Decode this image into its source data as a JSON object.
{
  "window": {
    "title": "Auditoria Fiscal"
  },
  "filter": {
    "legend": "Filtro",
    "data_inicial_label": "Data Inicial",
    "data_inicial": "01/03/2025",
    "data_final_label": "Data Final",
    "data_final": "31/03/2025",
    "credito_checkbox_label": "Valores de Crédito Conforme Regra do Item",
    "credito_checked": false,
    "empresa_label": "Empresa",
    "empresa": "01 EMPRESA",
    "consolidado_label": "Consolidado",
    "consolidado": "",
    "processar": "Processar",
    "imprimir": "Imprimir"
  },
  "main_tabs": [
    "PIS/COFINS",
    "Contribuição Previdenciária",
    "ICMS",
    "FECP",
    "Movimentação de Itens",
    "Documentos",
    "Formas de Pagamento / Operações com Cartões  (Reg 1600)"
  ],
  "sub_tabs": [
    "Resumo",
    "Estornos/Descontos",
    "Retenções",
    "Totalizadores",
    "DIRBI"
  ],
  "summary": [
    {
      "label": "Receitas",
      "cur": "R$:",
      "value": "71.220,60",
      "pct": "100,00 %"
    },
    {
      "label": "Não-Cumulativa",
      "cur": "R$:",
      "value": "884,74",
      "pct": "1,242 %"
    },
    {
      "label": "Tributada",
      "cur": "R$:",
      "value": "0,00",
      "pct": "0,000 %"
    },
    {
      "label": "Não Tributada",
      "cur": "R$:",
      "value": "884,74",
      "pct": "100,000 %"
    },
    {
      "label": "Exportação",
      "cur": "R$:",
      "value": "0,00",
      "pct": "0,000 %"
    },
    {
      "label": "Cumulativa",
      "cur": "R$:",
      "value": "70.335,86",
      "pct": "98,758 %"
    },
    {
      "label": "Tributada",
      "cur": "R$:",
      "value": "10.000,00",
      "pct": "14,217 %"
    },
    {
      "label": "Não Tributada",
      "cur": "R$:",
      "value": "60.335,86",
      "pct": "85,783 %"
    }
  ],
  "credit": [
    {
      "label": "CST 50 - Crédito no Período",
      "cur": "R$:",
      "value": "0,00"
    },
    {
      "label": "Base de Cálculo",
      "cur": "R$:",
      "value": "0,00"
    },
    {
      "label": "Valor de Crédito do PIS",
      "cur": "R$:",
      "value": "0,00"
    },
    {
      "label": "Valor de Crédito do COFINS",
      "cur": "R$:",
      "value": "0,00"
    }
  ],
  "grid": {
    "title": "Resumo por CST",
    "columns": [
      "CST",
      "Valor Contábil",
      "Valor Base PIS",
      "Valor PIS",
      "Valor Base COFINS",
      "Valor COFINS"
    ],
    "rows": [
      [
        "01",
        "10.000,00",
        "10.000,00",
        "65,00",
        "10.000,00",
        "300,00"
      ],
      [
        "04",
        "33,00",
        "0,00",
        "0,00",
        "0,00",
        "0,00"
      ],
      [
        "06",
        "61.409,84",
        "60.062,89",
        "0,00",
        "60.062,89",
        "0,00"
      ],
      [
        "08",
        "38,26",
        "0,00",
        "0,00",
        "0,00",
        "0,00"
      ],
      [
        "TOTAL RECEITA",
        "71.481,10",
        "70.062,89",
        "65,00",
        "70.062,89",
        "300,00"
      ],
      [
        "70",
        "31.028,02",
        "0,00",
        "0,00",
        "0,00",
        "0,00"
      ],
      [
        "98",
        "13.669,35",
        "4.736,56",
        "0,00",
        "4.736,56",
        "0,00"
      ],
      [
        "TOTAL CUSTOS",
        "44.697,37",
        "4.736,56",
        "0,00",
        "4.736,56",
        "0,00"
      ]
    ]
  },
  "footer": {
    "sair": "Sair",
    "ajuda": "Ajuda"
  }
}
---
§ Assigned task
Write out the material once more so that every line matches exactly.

§ Finished task
Decode this image into its source data as a JSON object.
{
  "window": {
    "title": "Auditoria Fiscal"
  },
  "filter": {
    "legend": "Filtro",
    "data_inicial_label": "Data Inicial",
    "data_inicial": "01/03/2025",
    "data_final_label": "Data Final",
    "data_final": "31/03/2025",
    "credito_checkbox_label": "Valores de Crédito Conforme Regra do Item",
    "credito_checked": false,
    "empresa_label": "Empresa",
    "empresa": "01 EMPRESA",
    "consolidado_label": "Consolidado",
    "consolidado": "",
    "processar": "Processar",
    "imprimir": "Imprimir"
  },
  "main_tabs": [
    "PIS/COFINS",
    "Contribuição Previdenciária",
    "ICMS",
    "FECP",
    "Movimentação de Itens",
    "Documentos",
    "Formas de Pagamento / Operações com Cartões  (Reg 1600)"
  ],
  "sub_tabs": [
    "Resumo",
    "Estornos/Descontos",
    "Retenções",
    "Totalizadores",
    "DIRBI"
  ],
  "summary": [
    {
      "label": "Receitas",
      "cur": "R$:",
      "value": "71.220,60",
      "pct": "100,00 %"
    },
    {
      "label": "Não-Cumulativa",
      "cur": "R$:",
      "value": "884,74",
      "pct": "1,242 %"
    },
    {
      "label": "Tributada",
      "cur": "R$:",
      "value": "0,00",
      "pct": "0,000 %"
    },
    {
      "label": "Não Tributada",
      "cur": "R$:",
      "value": "884,74",
      "pct": "100,000 %"
    },
    {
      "label": "Exportação",
      "cur": "R$:",
      "value": "0,00",
      "pct": "0,000 %"
    },
    {
      "label": "Cumulativa",
      "cur": "R$:",
      "value": "70.335,86",
      "pct": "98,758 %"
    },
    {
      "label": "Tributada",
      "cur": "R$:",
      "value": "10.000,00",
      "pct": "14,217 %"
    },
    {
      "label": "Não Tributada",
      "cur": "R$:",
      "value": "60.335,86",
      "pct": "85,783 %"
    }
  ],
  "credit": [
    {
      "label": "CST 50 - Crédito no Período",
      "cur": "R$:",
      "value": "0,00"
    },
    {
      "label": "Base de Cálculo",
      "cur": "R$:",
      "value": "0,00"
    },
    {
      "label": "Valor de Crédito do PIS",
      "cur": "R$:",
      "value": "0,00"
    },
    {
      "label": "Valor de Crédito do COFINS",
      "cur": "R$:",
      "value": "0,00"
    }
  ],
  "grid": {
    "title": "Resumo por CST",
    "columns": [
      "CST",
      "Valor Contábil",
      "Valor Base PIS",
      "Valor PIS",
      "Valor Base COFINS",
      "Valor COFINS"
    ],
    "rows": [
      [
        "01",
        "10.000,00",
        "10.000,00",
        "65,00",
        "10.000,00",
        "300,00"
      ],
      [
        "04",
        "33,00",
        "0,00",
        "0,00",
        "0,00",
        "0,00"
      ],
      [
        "06",
        "61.409,84",
        "60.062,89",
        "0,00",
        "60.062,89",
        "0,00"
      ],
      [
        "08",
        "38,26",
        "0,00",
        "0,00",
        "0,00",
        "0,00"
      ],
      [
        "TOTAL RECEITA",
        "71.481,10",
        "70.062,89",
        "65,00",
        "70.062,89",
        "300,00"
      ],
      [
        "70",
        "31.028,02",
        "0,00",
        "0,00",
        "0,00",
        "0,00"
      ],
      [
        "98",
        "13.669,35",
        "4.736,56",
        "0,00",
        "4.736,56",
        "0,00"
      ],
      [
        "TOTAL CUSTOS",
        "44.697,37",
        "4.736,56",
        "0,00",
        "4.736,56",
        "0,00"
      ]
    ]
  },
  "footer": {
    "sair": "Sair",
    "ajuda": "Ajuda"
  }
}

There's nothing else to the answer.